Material supplied:

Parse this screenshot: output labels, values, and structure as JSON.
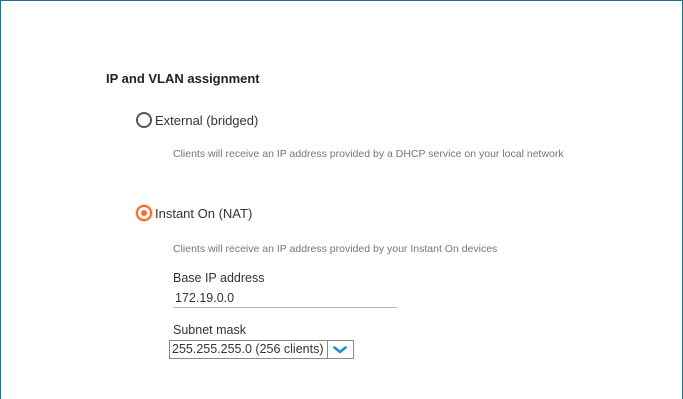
{
  "section": {
    "title": "IP and VLAN assignment"
  },
  "options": {
    "external": {
      "label": "External (bridged)",
      "description": "Clients will receive an IP address provided by a DHCP service on your local network",
      "selected": false
    },
    "nat": {
      "label": "Instant On (NAT)",
      "description": "Clients will receive an IP address provided by your Instant On devices",
      "selected": true
    }
  },
  "base_ip": {
    "label": "Base IP address",
    "value": "172.19.0.0"
  },
  "subnet": {
    "label": "Subnet mask",
    "selected": "255.255.255.0 (256 clients)"
  },
  "colors": {
    "accent": "#f36f21",
    "dropdown_icon": "#1a8fd6",
    "frame_border": "#1f6e8c"
  },
  "icons": {
    "dropdown": "chevron-down-icon"
  }
}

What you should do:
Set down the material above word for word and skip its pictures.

Exercise output:
Parse this screenshot: output labels, values, and structure as JSON.
{
  "section": {
    "title": "IP and VLAN assignment"
  },
  "options": {
    "external": {
      "label": "External (bridged)",
      "description": "Clients will receive an IP address provided by a DHCP service on your local network",
      "selected": false
    },
    "nat": {
      "label": "Instant On (NAT)",
      "description": "Clients will receive an IP address provided by your Instant On devices",
      "selected": true
    }
  },
  "base_ip": {
    "label": "Base IP address",
    "value": "172.19.0.0"
  },
  "subnet": {
    "label": "Subnet mask",
    "selected": "255.255.255.0 (256 clients)"
  },
  "colors": {
    "accent": "#f36f21",
    "dropdown_icon": "#1a8fd6",
    "frame_border": "#1f6e8c"
  },
  "icons": {
    "dropdown": "chevron-down-icon"
  }
}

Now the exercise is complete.